Interesting insight to the monks vs hermit part Warrenton.  Will think about that more.
 Candyapple,  we live in this world.  Little of it truly/fully accepts Christ, a part of it is inoffensive to Christianity, while more and more of it each passing year is actively against Christ and His Gospel.  Living in this misarranged zoo or a society can be a trial that can affect anyone one of us, putting us in a mood to have feelings of apathy if we let it, but we avoid that by maintaining a state of grace and praying for the assistance and protection of Our Lady, praying that  God to sustains us and keeps us on track.  Doing one's daily duties, having standard prayers and prayer times can help keep things focused.  
 Practicing the prescence of God is a way to counter this.  If you can acknowledge that you are doing what you are supposed to be doing, accept this cross, this "lack of fervor" that God is permitting you to deal with at times.  I know, easy to say, but, like what was already said, I think we all have it at times.
  Rejoice, for tomorrow is Gaudete Sunday.   We wait with joyful hope the coming of Our Savior.  That should help lift one up.

Joe
(12-15-2012, 09:29 PM)Heinrich Wrote: [ -> ]Warrenton, what's the big idea trying to out do Tim?

No way, dude.  Tim is the Man.  With a capital M!     :grin:

Have a happy Gaudete Sunday!!!!!!
(edited to add Advent wishes to all  :grin:)
(12-16-2012, 02:55 PM)Warrenton Wrote: [ -> ]
(12-15-2012, 09:29 PM)Heinrich Wrote: [ -> ]Warrenton, what's the big idea trying to out do Tim?

No way, dude.  Tim is the Man.  With a capital M!     :grin:

Have a happy Gaudete Sunday!!!!!!
(edited to add Advent wishes to all  :grin:)

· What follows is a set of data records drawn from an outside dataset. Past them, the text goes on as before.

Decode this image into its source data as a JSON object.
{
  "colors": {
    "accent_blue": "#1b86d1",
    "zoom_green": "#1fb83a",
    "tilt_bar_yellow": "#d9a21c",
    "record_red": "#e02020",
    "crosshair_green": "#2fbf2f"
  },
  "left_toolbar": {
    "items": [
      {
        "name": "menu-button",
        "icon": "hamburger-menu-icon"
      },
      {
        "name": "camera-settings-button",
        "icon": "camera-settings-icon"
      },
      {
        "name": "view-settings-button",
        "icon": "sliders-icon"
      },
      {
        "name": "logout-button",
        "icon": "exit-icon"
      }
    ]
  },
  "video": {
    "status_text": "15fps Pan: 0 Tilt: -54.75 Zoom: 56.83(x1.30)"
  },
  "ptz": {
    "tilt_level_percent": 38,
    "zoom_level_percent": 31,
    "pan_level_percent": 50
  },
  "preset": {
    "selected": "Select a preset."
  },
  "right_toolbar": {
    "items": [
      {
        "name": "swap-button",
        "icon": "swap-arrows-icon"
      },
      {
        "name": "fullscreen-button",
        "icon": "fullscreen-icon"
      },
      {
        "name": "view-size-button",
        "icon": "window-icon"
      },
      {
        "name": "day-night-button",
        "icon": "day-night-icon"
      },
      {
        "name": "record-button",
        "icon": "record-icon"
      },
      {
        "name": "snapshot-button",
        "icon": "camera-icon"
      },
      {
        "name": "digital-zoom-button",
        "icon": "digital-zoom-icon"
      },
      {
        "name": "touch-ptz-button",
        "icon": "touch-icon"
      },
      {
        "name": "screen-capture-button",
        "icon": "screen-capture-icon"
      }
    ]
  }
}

Thanks for the well wishes. Had the splash of pink, er rose, in the tie today.
Mother Theresa of Calcutta apparently hit walls and experienced many difficulties in living the Catholic Faith. You are in good company . One of the keys to holiness is persecverence. St Anthony the Abbot said that He who does not experience temptation is lost.